Stepping away from the beer and piss soaked floors we move to VIVO, a media arts centre. With a more serious presentation VIVO has held some great harsh noise shows with many bills of out of town artists. Acts such as Richard Ramirez, Oscillating Innards and more recently Mattin have swung through. VIVO was also the venue for the first Vancouver Noise festival.
Currently there isn’t many happening venues. Once and awhile there is a blend of harsh noise with other parallel work. In a depressing and comical fashion the academic institutes sometimes like to pretend they know what is going on and offer up some noise and outdated discussion. Once and awhile another underground venue pops up for a short life span where a few shows occur and the space disappears again. Someone with ambition will book a show at a bar. It’s not easy to put on noise shows in Vancouver unless you have the money for it or you luck out and find an ideal situation. In a way it’s some what suiting to the abrasive nature of noise. Tucked away in dirty alleys and strange spaces. Harsh noise is like insects. Unnoticed or repulsive to many yet outlasting everything. Masters of dirt, filth and decay. The embrace of culture’s deterioration.

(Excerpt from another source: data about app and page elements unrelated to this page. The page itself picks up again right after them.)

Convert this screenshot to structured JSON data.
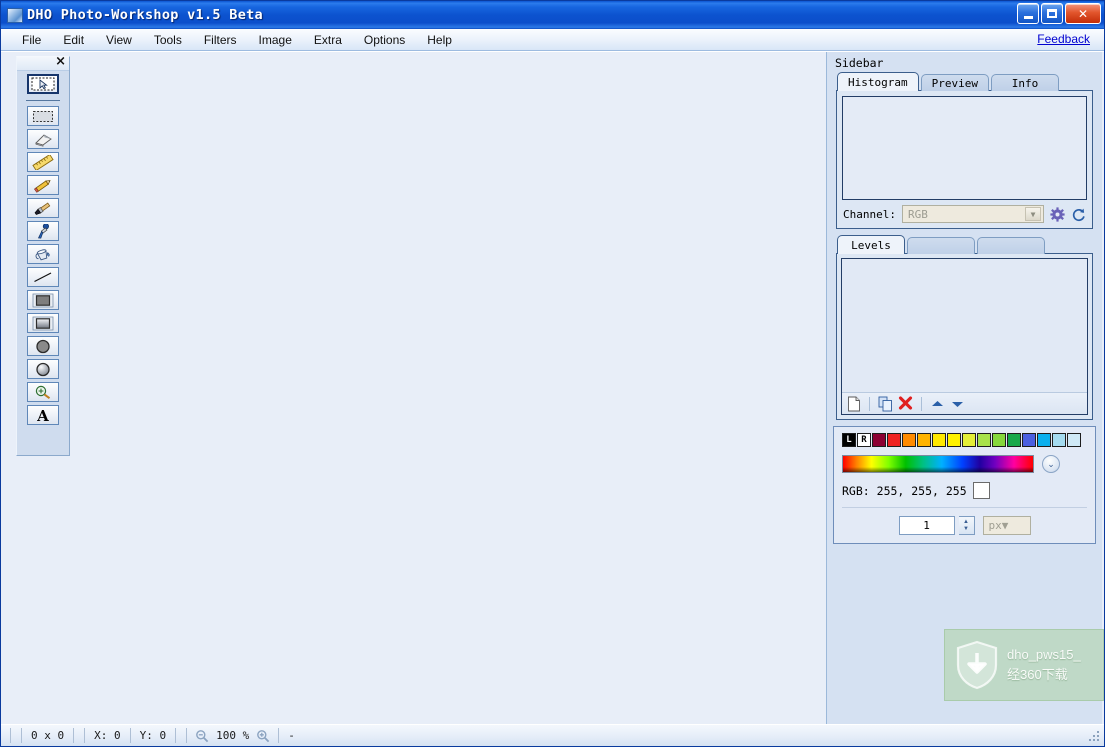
{
  "window": {
    "title": "DHO Photo-Workshop v1.5 Beta",
    "app_icon": "app-image-icon",
    "minimize_label": "Minimize",
    "maximize_label": "Maximize",
    "close_label": "Close"
  },
  "menubar": {
    "items": [
      {
        "label": "File"
      },
      {
        "label": "Edit"
      },
      {
        "label": "View"
      },
      {
        "label": "Tools"
      },
      {
        "label": "Filters"
      },
      {
        "label": "Image"
      },
      {
        "label": "Extra"
      },
      {
        "label": "Options"
      },
      {
        "label": "Help"
      }
    ],
    "feedback_label": "Feedback"
  },
  "toolbox": {
    "close_label": "×",
    "tools": [
      {
        "name": "move-select-tool",
        "icon": "pointer-arrow-icon",
        "selected": true
      },
      {
        "name": "marquee-select-tool",
        "icon": "rectangular-marquee-icon",
        "selected": false
      },
      {
        "name": "eraser-tool",
        "icon": "eraser-icon",
        "selected": false
      },
      {
        "name": "measure-tool",
        "icon": "ruler-icon",
        "selected": false
      },
      {
        "name": "pencil-tool",
        "icon": "pencil-icon",
        "selected": false
      },
      {
        "name": "brush-tool",
        "icon": "paintbrush-icon",
        "selected": false
      },
      {
        "name": "eyedropper-tool",
        "icon": "eyedropper-icon",
        "selected": false
      },
      {
        "name": "paint-bucket-tool",
        "icon": "paint-bucket-icon",
        "selected": false
      },
      {
        "name": "line-tool",
        "icon": "line-icon",
        "selected": false
      },
      {
        "name": "rectangle-tool",
        "icon": "filled-rectangle-icon",
        "selected": false
      },
      {
        "name": "gradient-rect-tool",
        "icon": "gradient-rectangle-icon",
        "selected": false
      },
      {
        "name": "ellipse-tool",
        "icon": "filled-circle-icon",
        "selected": false
      },
      {
        "name": "gradient-ellipse-tool",
        "icon": "gradient-circle-icon",
        "selected": false
      },
      {
        "name": "zoom-tool",
        "icon": "magnifier-plus-icon",
        "selected": false
      },
      {
        "name": "text-tool",
        "icon": "text-a-icon",
        "selected": false
      }
    ]
  },
  "sidebar": {
    "title": "Sidebar",
    "histogram_panel": {
      "tabs": [
        {
          "label": "Histogram",
          "active": true
        },
        {
          "label": "Preview",
          "active": false
        },
        {
          "label": "Info",
          "active": false
        }
      ],
      "channel_label": "Channel:",
      "channel_value": "RGB",
      "channel_disabled": true,
      "settings_icon": "gear-icon",
      "refresh_icon": "refresh-icon"
    },
    "levels_panel": {
      "tabs": [
        {
          "label": "Levels",
          "active": true
        },
        {
          "label": "",
          "active": false
        },
        {
          "label": "",
          "active": false
        }
      ],
      "toolbar": [
        {
          "name": "new-layer-button",
          "icon": "new-page-icon",
          "label": "New"
        },
        {
          "name": "duplicate-layer-button",
          "icon": "duplicate-icon",
          "label": "Duplicate"
        },
        {
          "name": "delete-layer-button",
          "icon": "delete-x-icon",
          "label": "Delete"
        },
        {
          "name": "move-up-button",
          "icon": "triangle-up-icon",
          "label": "Move Up"
        },
        {
          "name": "move-down-button",
          "icon": "triangle-down-icon",
          "label": "Move Down"
        }
      ]
    },
    "color_panel": {
      "left_swatch_label": "L",
      "right_swatch_label": "R",
      "left_swatch_color": "#000000",
      "right_swatch_color": "#ffffff",
      "swatches": [
        "#8c0033",
        "#ee2222",
        "#ff8a00",
        "#ffb300",
        "#ffe800",
        "#fff200",
        "#e4ef37",
        "#a8e24a",
        "#86d83c",
        "#17a84a",
        "#4a5fe0",
        "#0bb0ee",
        "#a4dbef",
        "#cfe9f6"
      ],
      "gradient_icon": "hue-gradient-strip",
      "expand_icon": "chevron-double-down-icon",
      "rgb_label": "RGB:",
      "rgb_value": "255, 255, 255",
      "current_color": "#ffffff",
      "size_value": "1",
      "size_unit": "px",
      "size_unit_disabled": true
    }
  },
  "statusbar": {
    "dimensions": "0 x 0",
    "x_coord": "X: 0",
    "y_coord": "Y: 0",
    "zoom_out_icon": "magnifier-minus-icon",
    "zoom_level": "100 %",
    "zoom_in_icon": "magnifier-plus-icon",
    "message": "-"
  },
  "download_overlay": {
    "icon": "shield-download-icon",
    "line1": "dho_pws15_",
    "line2": "经360下载"
  }
}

Kate Rissiek is a noise artist based out of Vancouver and is the woman behind Rusulka as well as a collaborator in Monarch. She currently books shows in the Vancouver area and creates visual art which can be seen here.